Exercise inputs
______

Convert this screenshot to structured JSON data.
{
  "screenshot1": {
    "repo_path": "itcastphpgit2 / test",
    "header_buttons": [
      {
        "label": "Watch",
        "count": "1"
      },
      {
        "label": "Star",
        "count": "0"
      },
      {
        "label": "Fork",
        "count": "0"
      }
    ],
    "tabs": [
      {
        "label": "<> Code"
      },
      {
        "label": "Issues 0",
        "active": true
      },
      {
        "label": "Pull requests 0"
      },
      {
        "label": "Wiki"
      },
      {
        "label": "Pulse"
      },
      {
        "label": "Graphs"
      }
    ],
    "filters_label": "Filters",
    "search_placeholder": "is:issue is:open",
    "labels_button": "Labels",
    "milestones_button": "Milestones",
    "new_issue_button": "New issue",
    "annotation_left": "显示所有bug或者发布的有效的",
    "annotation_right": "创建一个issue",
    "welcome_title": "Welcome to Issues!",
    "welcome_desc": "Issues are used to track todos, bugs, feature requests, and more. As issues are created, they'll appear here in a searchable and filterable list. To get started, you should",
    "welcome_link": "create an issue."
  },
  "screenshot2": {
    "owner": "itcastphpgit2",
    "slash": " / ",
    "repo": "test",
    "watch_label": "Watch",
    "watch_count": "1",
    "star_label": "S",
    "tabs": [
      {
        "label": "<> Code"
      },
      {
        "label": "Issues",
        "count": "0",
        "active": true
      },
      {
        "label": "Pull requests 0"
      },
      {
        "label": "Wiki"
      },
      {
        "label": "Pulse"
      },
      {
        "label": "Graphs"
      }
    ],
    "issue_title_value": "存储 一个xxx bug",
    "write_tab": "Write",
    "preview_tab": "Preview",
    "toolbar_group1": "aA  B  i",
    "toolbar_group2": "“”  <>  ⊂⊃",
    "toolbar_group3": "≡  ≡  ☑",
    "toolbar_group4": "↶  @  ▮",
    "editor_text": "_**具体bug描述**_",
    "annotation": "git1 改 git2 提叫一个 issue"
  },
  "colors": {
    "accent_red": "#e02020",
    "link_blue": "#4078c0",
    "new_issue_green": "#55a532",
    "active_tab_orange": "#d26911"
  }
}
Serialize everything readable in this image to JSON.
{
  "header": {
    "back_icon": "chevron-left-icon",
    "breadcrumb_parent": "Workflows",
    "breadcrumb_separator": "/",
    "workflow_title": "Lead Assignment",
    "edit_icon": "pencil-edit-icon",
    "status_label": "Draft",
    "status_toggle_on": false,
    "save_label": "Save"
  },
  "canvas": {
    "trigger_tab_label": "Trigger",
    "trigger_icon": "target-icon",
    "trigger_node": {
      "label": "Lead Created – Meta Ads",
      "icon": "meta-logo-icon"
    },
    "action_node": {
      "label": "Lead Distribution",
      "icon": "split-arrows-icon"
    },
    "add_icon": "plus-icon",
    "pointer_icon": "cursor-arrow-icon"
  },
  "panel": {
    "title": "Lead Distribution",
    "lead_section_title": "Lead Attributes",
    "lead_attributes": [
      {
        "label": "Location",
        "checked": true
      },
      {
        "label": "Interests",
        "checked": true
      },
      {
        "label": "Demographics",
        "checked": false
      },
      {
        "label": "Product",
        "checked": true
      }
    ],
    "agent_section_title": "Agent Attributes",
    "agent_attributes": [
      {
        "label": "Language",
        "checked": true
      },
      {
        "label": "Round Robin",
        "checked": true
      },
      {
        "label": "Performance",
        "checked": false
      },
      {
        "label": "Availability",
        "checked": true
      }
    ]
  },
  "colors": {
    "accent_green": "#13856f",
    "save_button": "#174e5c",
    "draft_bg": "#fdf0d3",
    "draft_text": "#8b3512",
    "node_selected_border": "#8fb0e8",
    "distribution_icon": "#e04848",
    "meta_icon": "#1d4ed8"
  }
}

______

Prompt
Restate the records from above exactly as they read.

Answer box
Convert this screenshot to structured JSON data.
{
  "screenshot1": {
    "repo_path": "itcastphpgit2 / test",
    "header_buttons": [
      {
        "label": "Watch",
        "count": "1"
      },
      {
        "label": "Star",
        "count": "0"
      },
      {
        "label": "Fork",
        "count": "0"
      }
    ],
    "tabs": [
      {
        "label": "<> Code"
      },
      {
        "label": "Issues 0",
        "active": true
      },
      {
        "label": "Pull requests 0"
      },
      {
        "label": "Wiki"
      },
      {
        "label": "Pulse"
      },
      {
        "label": "Graphs"
      }
    ],
    "filters_label": "Filters",
    "search_placeholder": "is:issue is:open",
    "labels_button": "Labels",
    "milestones_button": "Milestones",
    "new_issue_button": "New issue",
    "annotation_left": "显示所有bug或者发布的有效的",
    "annotation_right": "创建一个issue",
    "welcome_title": "Welcome to Issues!",
    "welcome_desc": "Issues are used to track todos, bugs, feature requests, and more. As issues are created, they'll appear here in a searchable and filterable list. To get started, you should",
    "welcome_link": "create an issue."
  },
  "screenshot2": {
    "owner": "itcastphpgit2",
    "slash": " / ",
    "repo": "test",
    "watch_label": "Watch",
    "watch_count": "1",
    "star_label": "S",
    "tabs": [
      {
        "label": "<> Code"
      },
      {
        "label": "Issues",
        "count": "0",
        "active": true
      },
      {
        "label": "Pull requests 0"
      },
      {
        "label": "Wiki"
      },
      {
        "label": "Pulse"
      },
      {
        "label": "Graphs"
      }
    ],
    "issue_title_value": "存储 一个xxx bug",
    "write_tab": "Write",
    "preview_tab": "Preview",
    "toolbar_group1": "aA  B  i",
    "toolbar_group2": "“”  <>  ⊂⊃",
    "toolbar_group3": "≡  ≡  ☑",
    "toolbar_group4": "↶  @  ▮",
    "editor_text": "_**具体bug描述**_",
    "annotation": "git1 改 git2 提叫一个 issue"
  },
  "colors": {
    "accent_red": "#e02020",
    "link_blue": "#4078c0",
    "new_issue_green": "#55a532",
    "active_tab_orange": "#d26911"
  }
}
Serialize everything readable in this image to JSON.
{
  "header": {
    "back_icon": "chevron-left-icon",
    "breadcrumb_parent": "Workflows",
    "breadcrumb_separator": "/",
    "workflow_title": "Lead Assignment",
    "edit_icon": "pencil-edit-icon",
    "status_label": "Draft",
    "status_toggle_on": false,
    "save_label": "Save"
  },
  "canvas": {
    "trigger_tab_label": "Trigger",
    "trigger_icon": "target-icon",
    "trigger_node": {
      "label": "Lead Created – Meta Ads",
      "icon": "meta-logo-icon"
    },
    "action_node": {
      "label": "Lead Distribution",
      "icon": "split-arrows-icon"
    },
    "add_icon": "plus-icon",
    "pointer_icon": "cursor-arrow-icon"
  },
  "panel": {
    "title": "Lead Distribution",
    "lead_section_title": "Lead Attributes",
    "lead_attributes": [
      {
        "label": "Location",
        "checked": true
      },
      {
        "label": "Interests",
        "checked": true
      },
      {
        "label": "Demographics",
        "checked": false
      },
      {
        "label": "Product",
        "checked": true
      }
    ],
    "agent_section_title": "Agent Attributes",
    "agent_attributes": [
      {
        "label": "Language",
        "checked": true
      },
      {
        "label": "Round Robin",
        "checked": true
      },
      {
        "label": "Performance",
        "checked": false
      },
      {
        "label": "Availability",
        "checked": true
      }
    ]
  },
  "colors": {
    "accent_green": "#13856f",
    "save_button": "#174e5c",
    "draft_bg": "#fdf0d3",
    "draft_text": "#8b3512",
    "node_selected_border": "#8fb0e8",
    "distribution_icon": "#e04848",
    "meta_icon": "#1d4ed8"
  }
}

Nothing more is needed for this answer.